> Task statement: Copy the listing below in full and skip every picture.

> Data for analysis:

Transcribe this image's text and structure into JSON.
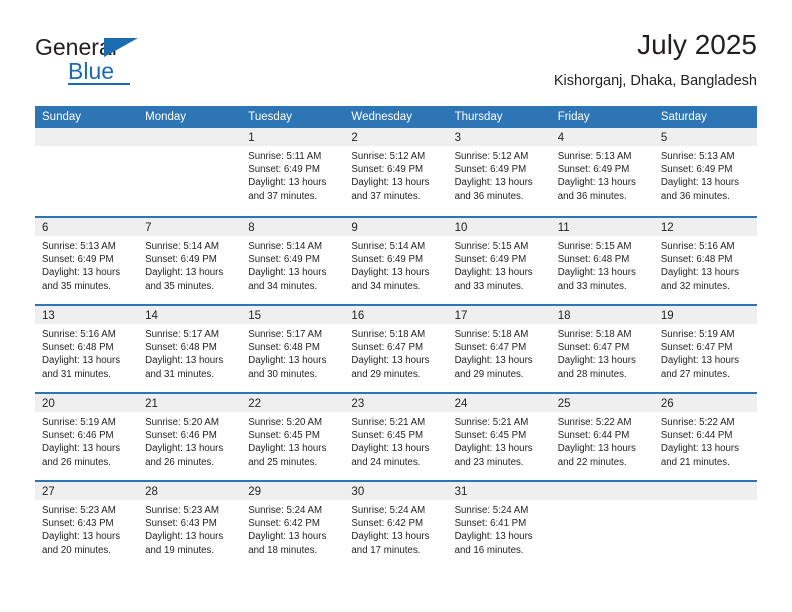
{
  "brand": {
    "name_top": "General",
    "name_bottom": "Blue",
    "accent_color": "#1b6cb0"
  },
  "header": {
    "title": "July 2025",
    "subtitle": "Kishorganj, Dhaka, Bangladesh"
  },
  "calendar": {
    "header_color": "#2e75b6",
    "day_band_color": "#efefef",
    "day_names": [
      "Sunday",
      "Monday",
      "Tuesday",
      "Wednesday",
      "Thursday",
      "Friday",
      "Saturday"
    ],
    "weeks": [
      [
        {
          "day": "",
          "sunrise": "",
          "sunset": "",
          "daylight": ""
        },
        {
          "day": "",
          "sunrise": "",
          "sunset": "",
          "daylight": ""
        },
        {
          "day": "1",
          "sunrise": "Sunrise: 5:11 AM",
          "sunset": "Sunset: 6:49 PM",
          "daylight": "Daylight: 13 hours and 37 minutes."
        },
        {
          "day": "2",
          "sunrise": "Sunrise: 5:12 AM",
          "sunset": "Sunset: 6:49 PM",
          "daylight": "Daylight: 13 hours and 37 minutes."
        },
        {
          "day": "3",
          "sunrise": "Sunrise: 5:12 AM",
          "sunset": "Sunset: 6:49 PM",
          "daylight": "Daylight: 13 hours and 36 minutes."
        },
        {
          "day": "4",
          "sunrise": "Sunrise: 5:13 AM",
          "sunset": "Sunset: 6:49 PM",
          "daylight": "Daylight: 13 hours and 36 minutes."
        },
        {
          "day": "5",
          "sunrise": "Sunrise: 5:13 AM",
          "sunset": "Sunset: 6:49 PM",
          "daylight": "Daylight: 13 hours and 36 minutes."
        }
      ],
      [
        {
          "day": "6",
          "sunrise": "Sunrise: 5:13 AM",
          "sunset": "Sunset: 6:49 PM",
          "daylight": "Daylight: 13 hours and 35 minutes."
        },
        {
          "day": "7",
          "sunrise": "Sunrise: 5:14 AM",
          "sunset": "Sunset: 6:49 PM",
          "daylight": "Daylight: 13 hours and 35 minutes."
        },
        {
          "day": "8",
          "sunrise": "Sunrise: 5:14 AM",
          "sunset": "Sunset: 6:49 PM",
          "daylight": "Daylight: 13 hours and 34 minutes."
        },
        {
          "day": "9",
          "sunrise": "Sunrise: 5:14 AM",
          "sunset": "Sunset: 6:49 PM",
          "daylight": "Daylight: 13 hours and 34 minutes."
        },
        {
          "day": "10",
          "sunrise": "Sunrise: 5:15 AM",
          "sunset": "Sunset: 6:49 PM",
          "daylight": "Daylight: 13 hours and 33 minutes."
        },
        {
          "day": "11",
          "sunrise": "Sunrise: 5:15 AM",
          "sunset": "Sunset: 6:48 PM",
          "daylight": "Daylight: 13 hours and 33 minutes."
        },
        {
          "day": "12",
          "sunrise": "Sunrise: 5:16 AM",
          "sunset": "Sunset: 6:48 PM",
          "daylight": "Daylight: 13 hours and 32 minutes."
        }
      ],
      [
        {
          "day": "13",
          "sunrise": "Sunrise: 5:16 AM",
          "sunset": "Sunset: 6:48 PM",
          "daylight": "Daylight: 13 hours and 31 minutes."
        },
        {
          "day": "14",
          "sunrise": "Sunrise: 5:17 AM",
          "sunset": "Sunset: 6:48 PM",
          "daylight": "Daylight: 13 hours and 31 minutes."
        },
        {
          "day": "15",
          "sunrise": "Sunrise: 5:17 AM",
          "sunset": "Sunset: 6:48 PM",
          "daylight": "Daylight: 13 hours and 30 minutes."
        },
        {
          "day": "16",
          "sunrise": "Sunrise: 5:18 AM",
          "sunset": "Sunset: 6:47 PM",
          "daylight": "Daylight: 13 hours and 29 minutes."
        },
        {
          "day": "17",
          "sunrise": "Sunrise: 5:18 AM",
          "sunset": "Sunset: 6:47 PM",
          "daylight": "Daylight: 13 hours and 29 minutes."
        },
        {
          "day": "18",
          "sunrise": "Sunrise: 5:18 AM",
          "sunset": "Sunset: 6:47 PM",
          "daylight": "Daylight: 13 hours and 28 minutes."
        },
        {
          "day": "19",
          "sunrise": "Sunrise: 5:19 AM",
          "sunset": "Sunset: 6:47 PM",
          "daylight": "Daylight: 13 hours and 27 minutes."
        }
      ],
      [
        {
          "day": "20",
          "sunrise": "Sunrise: 5:19 AM",
          "sunset": "Sunset: 6:46 PM",
          "daylight": "Daylight: 13 hours and 26 minutes."
        },
        {
          "day": "21",
          "sunrise": "Sunrise: 5:20 AM",
          "sunset": "Sunset: 6:46 PM",
          "daylight": "Daylight: 13 hours and 26 minutes."
        },
        {
          "day": "22",
          "sunrise": "Sunrise: 5:20 AM",
          "sunset": "Sunset: 6:45 PM",
          "daylight": "Daylight: 13 hours and 25 minutes."
        },
        {
          "day": "23",
          "sunrise": "Sunrise: 5:21 AM",
          "sunset": "Sunset: 6:45 PM",
          "daylight": "Daylight: 13 hours and 24 minutes."
        },
        {
          "day": "24",
          "sunrise": "Sunrise: 5:21 AM",
          "sunset": "Sunset: 6:45 PM",
          "daylight": "Daylight: 13 hours and 23 minutes."
        },
        {
          "day": "25",
          "sunrise": "Sunrise: 5:22 AM",
          "sunset": "Sunset: 6:44 PM",
          "daylight": "Daylight: 13 hours and 22 minutes."
        },
        {
          "day": "26",
          "sunrise": "Sunrise: 5:22 AM",
          "sunset": "Sunset: 6:44 PM",
          "daylight": "Daylight: 13 hours and 21 minutes."
        }
      ],
      [
        {
          "day": "27",
          "sunrise": "Sunrise: 5:23 AM",
          "sunset": "Sunset: 6:43 PM",
          "daylight": "Daylight: 13 hours and 20 minutes."
        },
        {
          "day": "28",
          "sunrise": "Sunrise: 5:23 AM",
          "sunset": "Sunset: 6:43 PM",
          "daylight": "Daylight: 13 hours and 19 minutes."
        },
        {
          "day": "29",
          "sunrise": "Sunrise: 5:24 AM",
          "sunset": "Sunset: 6:42 PM",
          "daylight": "Daylight: 13 hours and 18 minutes."
        },
        {
          "day": "30",
          "sunrise": "Sunrise: 5:24 AM",
          "sunset": "Sunset: 6:42 PM",
          "daylight": "Daylight: 13 hours and 17 minutes."
        },
        {
          "day": "31",
          "sunrise": "Sunrise: 5:24 AM",
          "sunset": "Sunset: 6:41 PM",
          "daylight": "Daylight: 13 hours and 16 minutes."
        },
        {
          "day": "",
          "sunrise": "",
          "sunset": "",
          "daylight": ""
        },
        {
          "day": "",
          "sunrise": "",
          "sunset": "",
          "daylight": ""
        }
      ]
    ]
  }
}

> Exercise answer:
Transcribe this image's text and structure into JSON.
{
  "brand": {
    "name_top": "General",
    "name_bottom": "Blue",
    "accent_color": "#1b6cb0"
  },
  "header": {
    "title": "July 2025",
    "subtitle": "Kishorganj, Dhaka, Bangladesh"
  },
  "calendar": {
    "header_color": "#2e75b6",
    "day_band_color": "#efefef",
    "day_names": [
      "Sunday",
      "Monday",
      "Tuesday",
      "Wednesday",
      "Thursday",
      "Friday",
      "Saturday"
    ],
    "weeks": [
      [
        {
          "day": "",
          "sunrise": "",
          "sunset": "",
          "daylight": ""
        },
        {
          "day": "",
          "sunrise": "",
          "sunset": "",
          "daylight": ""
        },
        {
          "day": "1",
          "sunrise": "Sunrise: 5:11 AM",
          "sunset": "Sunset: 6:49 PM",
          "daylight": "Daylight: 13 hours and 37 minutes."
        },
        {
          "day": "2",
          "sunrise": "Sunrise: 5:12 AM",
          "sunset": "Sunset: 6:49 PM",
          "daylight": "Daylight: 13 hours and 37 minutes."
        },
        {
          "day": "3",
          "sunrise": "Sunrise: 5:12 AM",
          "sunset": "Sunset: 6:49 PM",
          "daylight": "Daylight: 13 hours and 36 minutes."
        },
        {
          "day": "4",
          "sunrise": "Sunrise: 5:13 AM",
          "sunset": "Sunset: 6:49 PM",
          "daylight": "Daylight: 13 hours and 36 minutes."
        },
        {
          "day": "5",
          "sunrise": "Sunrise: 5:13 AM",
          "sunset": "Sunset: 6:49 PM",
          "daylight": "Daylight: 13 hours and 36 minutes."
        }
      ],
      [
        {
          "day": "6",
          "sunrise": "Sunrise: 5:13 AM",
          "sunset": "Sunset: 6:49 PM",
          "daylight": "Daylight: 13 hours and 35 minutes."
        },
        {
          "day": "7",
          "sunrise": "Sunrise: 5:14 AM",
          "sunset": "Sunset: 6:49 PM",
          "daylight": "Daylight: 13 hours and 35 minutes."
        },
        {
          "day": "8",
          "sunrise": "Sunrise: 5:14 AM",
          "sunset": "Sunset: 6:49 PM",
          "daylight": "Daylight: 13 hours and 34 minutes."
        },
        {
          "day": "9",
          "sunrise": "Sunrise: 5:14 AM",
          "sunset": "Sunset: 6:49 PM",
          "daylight": "Daylight: 13 hours and 34 minutes."
        },
        {
          "day": "10",
          "sunrise": "Sunrise: 5:15 AM",
          "sunset": "Sunset: 6:49 PM",
          "daylight": "Daylight: 13 hours and 33 minutes."
        },
        {
          "day": "11",
          "sunrise": "Sunrise: 5:15 AM",
          "sunset": "Sunset: 6:48 PM",
          "daylight": "Daylight: 13 hours and 33 minutes."
        },
        {
          "day": "12",
          "sunrise": "Sunrise: 5:16 AM",
          "sunset": "Sunset: 6:48 PM",
          "daylight": "Daylight: 13 hours and 32 minutes."
        }
      ],
      [
        {
          "day": "13",
          "sunrise": "Sunrise: 5:16 AM",
          "sunset": "Sunset: 6:48 PM",
          "daylight": "Daylight: 13 hours and 31 minutes."
        },
        {
          "day": "14",
          "sunrise": "Sunrise: 5:17 AM",
          "sunset": "Sunset: 6:48 PM",
          "daylight": "Daylight: 13 hours and 31 minutes."
        },
        {
          "day": "15",
          "sunrise": "Sunrise: 5:17 AM",
          "sunset": "Sunset: 6:48 PM",
          "daylight": "Daylight: 13 hours and 30 minutes."
        },
        {
          "day": "16",
          "sunrise": "Sunrise: 5:18 AM",
          "sunset": "Sunset: 6:47 PM",
          "daylight": "Daylight: 13 hours and 29 minutes."
        },
        {
          "day": "17",
          "sunrise": "Sunrise: 5:18 AM",
          "sunset": "Sunset: 6:47 PM",
          "daylight": "Daylight: 13 hours and 29 minutes."
        },
        {
          "day": "18",
          "sunrise": "Sunrise: 5:18 AM",
          "sunset": "Sunset: 6:47 PM",
          "daylight": "Daylight: 13 hours and 28 minutes."
        },
        {
          "day": "19",
          "sunrise": "Sunrise: 5:19 AM",
          "sunset": "Sunset: 6:47 PM",
          "daylight": "Daylight: 13 hours and 27 minutes."
        }
      ],
      [
        {
          "day": "20",
          "sunrise": "Sunrise: 5:19 AM",
          "sunset": "Sunset: 6:46 PM",
          "daylight": "Daylight: 13 hours and 26 minutes."
        },
        {
          "day": "21",
          "sunrise": "Sunrise: 5:20 AM",
          "sunset": "Sunset: 6:46 PM",
          "daylight": "Daylight: 13 hours and 26 minutes."
        },
        {
          "day": "22",
          "sunrise": "Sunrise: 5:20 AM",
          "sunset": "Sunset: 6:45 PM",
          "daylight": "Daylight: 13 hours and 25 minutes."
        },
        {
          "day": "23",
          "sunrise": "Sunrise: 5:21 AM",
          "sunset": "Sunset: 6:45 PM",
          "daylight": "Daylight: 13 hours and 24 minutes."
        },
        {
          "day": "24",
          "sunrise": "Sunrise: 5:21 AM",
          "sunset": "Sunset: 6:45 PM",
          "daylight": "Daylight: 13 hours and 23 minutes."
        },
        {
          "day": "25",
          "sunrise": "Sunrise: 5:22 AM",
          "sunset": "Sunset: 6:44 PM",
          "daylight": "Daylight: 13 hours and 22 minutes."
        },
        {
          "day": "26",
          "sunrise": "Sunrise: 5:22 AM",
          "sunset": "Sunset: 6:44 PM",
          "daylight": "Daylight: 13 hours and 21 minutes."
        }
      ],
      [
        {
          "day": "27",
          "sunrise": "Sunrise: 5:23 AM",
          "sunset": "Sunset: 6:43 PM",
          "daylight": "Daylight: 13 hours and 20 minutes."
        },
        {
          "day": "28",
          "sunrise": "Sunrise: 5:23 AM",
          "sunset": "Sunset: 6:43 PM",
          "daylight": "Daylight: 13 hours and 19 minutes."
        },
        {
          "day": "29",
          "sunrise": "Sunrise: 5:24 AM",
          "sunset": "Sunset: 6:42 PM",
          "daylight": "Daylight: 13 hours and 18 minutes."
        },
        {
          "day": "30",
          "sunrise": "Sunrise: 5:24 AM",
          "sunset": "Sunset: 6:42 PM",
          "daylight": "Daylight: 13 hours and 17 minutes."
        },
        {
          "day": "31",
          "sunrise": "Sunrise: 5:24 AM",
          "sunset": "Sunset: 6:41 PM",
          "daylight": "Daylight: 13 hours and 16 minutes."
        },
        {
          "day": "",
          "sunrise": "",
          "sunset": "",
          "daylight": ""
        },
        {
          "day": "",
          "sunrise": "",
          "sunset": "",
          "daylight": ""
        }
      ]
    ]
  }
}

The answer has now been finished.